he Times was the only UK publication at Gamescom in Cologne last week to speak with Sony Computer Entertainment boss Kazuo “Kaz” Hirai. We met up with him the morning after he had taken the stage to announce the new PlayStation 3 Slim, and half an hour before he was due to fly back to Tokyo.
Portions of this interview have appeared in other stories from Gamescom (see below left), but we thought he had so many interesting things to say that our chat deserved reproducing in full. So here it is. Our questions are in bold, with his answers beneath.
The obvious question is, why a new PlayStation 3 now?
Well, it's closing in on our third anniversary in November in America and Japan, and we felt it was the right time to kind of pass on the benefits of the fact that we've been able to reduce the number of components and their sizes.
And we wanted to pass the cost savings on to our consumers, in the new price point as well. We also felt it was the right time in terms of the great line-up of software titles we have coming out. We wanted to make sure we had a great line-up of software, a new form factor and a new pricing point as well.
Is the new machine really an admission that sales of the existing PS3 have been disappointing?
If you look at the growth of the installed base, it is slower than the PS2 was but it's pretty much on track with the growth that we had with the original PlayStation.
We also always look at our business as being a 10-year lifecycle for all of our platforms. It's kind of difficult to say whether a platform has been successful or not going into our third anniversary. The fifth anniversary and beyond is when we really start to say how's our trajectory looking?
In retrospect, do you wish you had packed less into the PS3?
Had we done less, I think we'd have gotten into a situation where, especially with the way technology ramps up, it would have been very difficult for us to embark on a 10-year life cycle with this particular console.
I think that because of all the things we were able to pack into the platform - Blu-ray's a great example - we were able to make sure we could take advantage of some of the great services we are offering.
Those things aren't possible if we didn't put that kind of power into the platform.
A marketing person once told me that the most difficult thing to sell is a Swiss Army penknife, because it does everything. Do you think you made the same mistake with the PS3?
Right. That was more of a marketing issue than anything else. When I came back to Japan in November 2006, one of the first things I did was to go out with a very clear message that said the PS3 is first and foremost a video game console, before we talk about any of the other great things it can do. I think the PS3 had a bit of an identity problem.
We focused therefore in the first year and a half or so on talking about the great games and also we sent that message to all of our development partners.
I think we've done a pretty good job of doing that, which is why we've got this great raft of software coming into this holiday season. Once we've done that, then we can talk about all the other things that it can do in terms of the non-game video content, whether it's the video delivery service or the catchup TV service or the movie rental service. But none of that makes much sense unless we can say first and foremost it's a great video game console.
It’s well known that Sony loses money on every PS3 it sells. Will that still be the case with the new machine?
If you're just talking about the hardware alone, the quick answer is yes.
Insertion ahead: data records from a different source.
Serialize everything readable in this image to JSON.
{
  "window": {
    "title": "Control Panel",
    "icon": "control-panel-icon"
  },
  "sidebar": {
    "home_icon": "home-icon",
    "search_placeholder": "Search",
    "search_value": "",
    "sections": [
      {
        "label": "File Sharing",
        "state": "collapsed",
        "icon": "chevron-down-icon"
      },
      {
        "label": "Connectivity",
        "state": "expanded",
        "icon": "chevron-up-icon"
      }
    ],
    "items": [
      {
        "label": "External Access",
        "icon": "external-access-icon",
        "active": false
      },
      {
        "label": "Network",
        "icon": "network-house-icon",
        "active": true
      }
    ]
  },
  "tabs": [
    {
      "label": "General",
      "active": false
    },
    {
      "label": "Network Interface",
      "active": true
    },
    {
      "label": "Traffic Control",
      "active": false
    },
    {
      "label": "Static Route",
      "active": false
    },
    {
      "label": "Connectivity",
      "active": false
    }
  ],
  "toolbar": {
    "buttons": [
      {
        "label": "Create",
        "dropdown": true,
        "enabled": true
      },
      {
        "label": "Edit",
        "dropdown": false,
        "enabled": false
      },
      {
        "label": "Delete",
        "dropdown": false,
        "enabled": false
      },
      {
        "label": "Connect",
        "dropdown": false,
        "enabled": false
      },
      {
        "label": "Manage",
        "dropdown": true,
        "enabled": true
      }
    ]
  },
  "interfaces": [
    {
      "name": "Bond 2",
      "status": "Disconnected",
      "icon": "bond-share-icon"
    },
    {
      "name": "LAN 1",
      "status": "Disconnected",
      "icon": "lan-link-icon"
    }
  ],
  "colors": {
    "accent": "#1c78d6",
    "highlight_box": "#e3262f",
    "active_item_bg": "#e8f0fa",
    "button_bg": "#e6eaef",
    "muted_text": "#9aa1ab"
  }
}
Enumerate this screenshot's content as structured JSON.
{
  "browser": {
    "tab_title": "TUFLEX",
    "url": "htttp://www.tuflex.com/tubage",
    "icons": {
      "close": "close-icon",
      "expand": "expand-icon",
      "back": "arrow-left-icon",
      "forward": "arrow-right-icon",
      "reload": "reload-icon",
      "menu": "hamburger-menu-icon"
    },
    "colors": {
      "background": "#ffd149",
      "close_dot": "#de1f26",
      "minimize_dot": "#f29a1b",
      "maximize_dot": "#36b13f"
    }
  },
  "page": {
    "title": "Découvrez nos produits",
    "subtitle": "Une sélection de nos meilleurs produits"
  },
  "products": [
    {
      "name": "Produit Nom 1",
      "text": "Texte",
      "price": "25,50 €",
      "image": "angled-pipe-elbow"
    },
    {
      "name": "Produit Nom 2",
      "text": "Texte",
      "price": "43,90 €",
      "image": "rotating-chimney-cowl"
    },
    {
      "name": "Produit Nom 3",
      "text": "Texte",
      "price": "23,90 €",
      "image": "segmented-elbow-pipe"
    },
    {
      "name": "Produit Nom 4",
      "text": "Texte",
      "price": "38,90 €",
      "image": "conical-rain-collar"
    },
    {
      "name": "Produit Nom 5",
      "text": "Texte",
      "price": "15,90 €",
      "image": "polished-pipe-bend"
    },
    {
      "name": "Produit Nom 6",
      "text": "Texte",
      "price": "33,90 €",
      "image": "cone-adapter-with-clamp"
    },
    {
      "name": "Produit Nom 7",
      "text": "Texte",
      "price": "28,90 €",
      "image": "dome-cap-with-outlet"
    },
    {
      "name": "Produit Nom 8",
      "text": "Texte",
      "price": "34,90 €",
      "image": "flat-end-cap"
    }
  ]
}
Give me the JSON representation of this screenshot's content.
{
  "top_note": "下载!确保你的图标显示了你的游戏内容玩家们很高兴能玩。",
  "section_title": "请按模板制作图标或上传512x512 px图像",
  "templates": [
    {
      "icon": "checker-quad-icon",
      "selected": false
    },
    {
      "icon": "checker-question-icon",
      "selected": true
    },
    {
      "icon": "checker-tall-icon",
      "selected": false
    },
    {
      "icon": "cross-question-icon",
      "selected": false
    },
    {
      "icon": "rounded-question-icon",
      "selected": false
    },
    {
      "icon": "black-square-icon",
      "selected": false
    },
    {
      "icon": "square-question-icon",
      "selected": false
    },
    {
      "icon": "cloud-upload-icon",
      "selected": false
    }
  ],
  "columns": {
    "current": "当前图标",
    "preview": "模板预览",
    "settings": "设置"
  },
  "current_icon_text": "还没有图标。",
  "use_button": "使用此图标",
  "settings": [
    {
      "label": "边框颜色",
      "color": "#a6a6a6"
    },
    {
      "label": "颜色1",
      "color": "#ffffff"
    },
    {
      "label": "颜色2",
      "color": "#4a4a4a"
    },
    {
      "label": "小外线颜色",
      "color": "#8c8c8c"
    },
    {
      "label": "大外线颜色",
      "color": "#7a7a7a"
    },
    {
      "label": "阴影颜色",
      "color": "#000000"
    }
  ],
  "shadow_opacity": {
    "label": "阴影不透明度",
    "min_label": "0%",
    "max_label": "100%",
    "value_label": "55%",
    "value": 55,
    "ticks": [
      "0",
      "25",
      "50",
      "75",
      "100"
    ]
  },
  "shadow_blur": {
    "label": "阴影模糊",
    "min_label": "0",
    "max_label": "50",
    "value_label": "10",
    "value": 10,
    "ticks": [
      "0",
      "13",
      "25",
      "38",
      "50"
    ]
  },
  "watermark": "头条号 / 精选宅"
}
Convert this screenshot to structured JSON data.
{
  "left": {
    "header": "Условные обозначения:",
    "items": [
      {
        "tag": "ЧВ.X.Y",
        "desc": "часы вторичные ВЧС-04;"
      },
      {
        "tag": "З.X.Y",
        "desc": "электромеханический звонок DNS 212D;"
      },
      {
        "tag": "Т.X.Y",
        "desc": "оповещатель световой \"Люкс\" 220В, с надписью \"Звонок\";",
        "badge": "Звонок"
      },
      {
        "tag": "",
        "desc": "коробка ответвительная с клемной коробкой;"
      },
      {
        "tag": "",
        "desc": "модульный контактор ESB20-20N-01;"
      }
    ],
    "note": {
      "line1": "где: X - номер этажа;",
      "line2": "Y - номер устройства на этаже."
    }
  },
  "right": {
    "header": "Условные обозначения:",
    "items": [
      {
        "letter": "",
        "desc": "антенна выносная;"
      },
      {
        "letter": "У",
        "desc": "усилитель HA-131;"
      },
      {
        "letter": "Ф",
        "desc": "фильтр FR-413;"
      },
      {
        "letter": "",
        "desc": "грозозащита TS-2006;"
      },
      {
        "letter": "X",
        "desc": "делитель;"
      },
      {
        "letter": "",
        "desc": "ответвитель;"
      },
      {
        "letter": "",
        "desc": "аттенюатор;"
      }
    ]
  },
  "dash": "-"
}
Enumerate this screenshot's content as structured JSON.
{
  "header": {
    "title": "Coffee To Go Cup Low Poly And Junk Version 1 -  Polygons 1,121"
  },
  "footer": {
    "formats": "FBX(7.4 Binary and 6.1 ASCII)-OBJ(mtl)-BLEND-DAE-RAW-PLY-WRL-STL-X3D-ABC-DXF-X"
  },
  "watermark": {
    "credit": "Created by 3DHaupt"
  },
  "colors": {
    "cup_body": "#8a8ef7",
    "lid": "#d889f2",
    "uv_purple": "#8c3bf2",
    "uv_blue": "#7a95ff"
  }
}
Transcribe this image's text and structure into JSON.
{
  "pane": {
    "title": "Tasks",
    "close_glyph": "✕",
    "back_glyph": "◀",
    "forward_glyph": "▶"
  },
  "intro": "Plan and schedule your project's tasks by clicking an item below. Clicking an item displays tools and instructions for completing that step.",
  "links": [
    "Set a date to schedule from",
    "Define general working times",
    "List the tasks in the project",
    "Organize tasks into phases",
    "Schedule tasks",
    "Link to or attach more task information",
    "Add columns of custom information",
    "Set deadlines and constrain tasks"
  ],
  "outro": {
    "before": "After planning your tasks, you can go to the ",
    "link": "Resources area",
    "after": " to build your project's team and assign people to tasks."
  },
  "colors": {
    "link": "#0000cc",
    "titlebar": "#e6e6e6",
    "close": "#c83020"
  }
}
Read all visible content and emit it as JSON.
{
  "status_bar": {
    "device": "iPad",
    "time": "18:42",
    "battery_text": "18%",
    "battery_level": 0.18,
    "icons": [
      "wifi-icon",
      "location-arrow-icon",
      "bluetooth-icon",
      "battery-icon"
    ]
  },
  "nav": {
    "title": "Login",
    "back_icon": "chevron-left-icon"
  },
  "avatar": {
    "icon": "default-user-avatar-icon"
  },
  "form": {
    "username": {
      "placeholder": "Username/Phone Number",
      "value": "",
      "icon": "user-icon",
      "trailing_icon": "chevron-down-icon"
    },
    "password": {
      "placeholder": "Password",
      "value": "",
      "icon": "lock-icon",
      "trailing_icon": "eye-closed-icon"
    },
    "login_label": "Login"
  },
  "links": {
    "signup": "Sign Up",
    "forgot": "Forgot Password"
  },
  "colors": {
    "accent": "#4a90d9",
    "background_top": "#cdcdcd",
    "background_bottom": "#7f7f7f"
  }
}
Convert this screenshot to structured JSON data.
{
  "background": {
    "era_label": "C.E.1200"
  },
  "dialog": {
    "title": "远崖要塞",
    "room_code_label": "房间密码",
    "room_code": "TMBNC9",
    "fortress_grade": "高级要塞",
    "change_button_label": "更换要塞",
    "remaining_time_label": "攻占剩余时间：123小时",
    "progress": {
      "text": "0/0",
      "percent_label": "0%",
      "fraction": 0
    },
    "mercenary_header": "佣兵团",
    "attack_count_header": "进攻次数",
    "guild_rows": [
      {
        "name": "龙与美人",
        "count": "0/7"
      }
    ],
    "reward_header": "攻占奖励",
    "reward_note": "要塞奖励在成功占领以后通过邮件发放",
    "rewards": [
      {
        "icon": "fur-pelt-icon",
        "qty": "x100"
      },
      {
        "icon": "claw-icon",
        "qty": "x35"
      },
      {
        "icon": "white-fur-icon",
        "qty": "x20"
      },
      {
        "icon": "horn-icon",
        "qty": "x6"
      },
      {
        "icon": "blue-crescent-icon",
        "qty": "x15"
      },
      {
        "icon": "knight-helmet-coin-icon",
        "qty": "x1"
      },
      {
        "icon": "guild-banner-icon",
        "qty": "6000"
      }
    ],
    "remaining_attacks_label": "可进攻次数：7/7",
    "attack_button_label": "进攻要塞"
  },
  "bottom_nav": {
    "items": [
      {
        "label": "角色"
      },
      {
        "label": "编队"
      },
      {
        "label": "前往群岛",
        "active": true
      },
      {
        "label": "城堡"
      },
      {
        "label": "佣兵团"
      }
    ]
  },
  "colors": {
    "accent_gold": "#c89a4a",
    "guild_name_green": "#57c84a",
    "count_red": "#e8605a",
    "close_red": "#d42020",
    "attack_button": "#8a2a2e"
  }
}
That makes good headlines, but I don't actually know that that's the true nature of the business that we're all in, whether it's PlayStation, Xbox or the Wii. I think the better indicator is to look at the business as a whole platform, to ask: are you profitable in terms of the hardware, software and peripherals. And the answer t o that question is yes on a gross profit level since the last fiscal year.
Click the link for the whole interview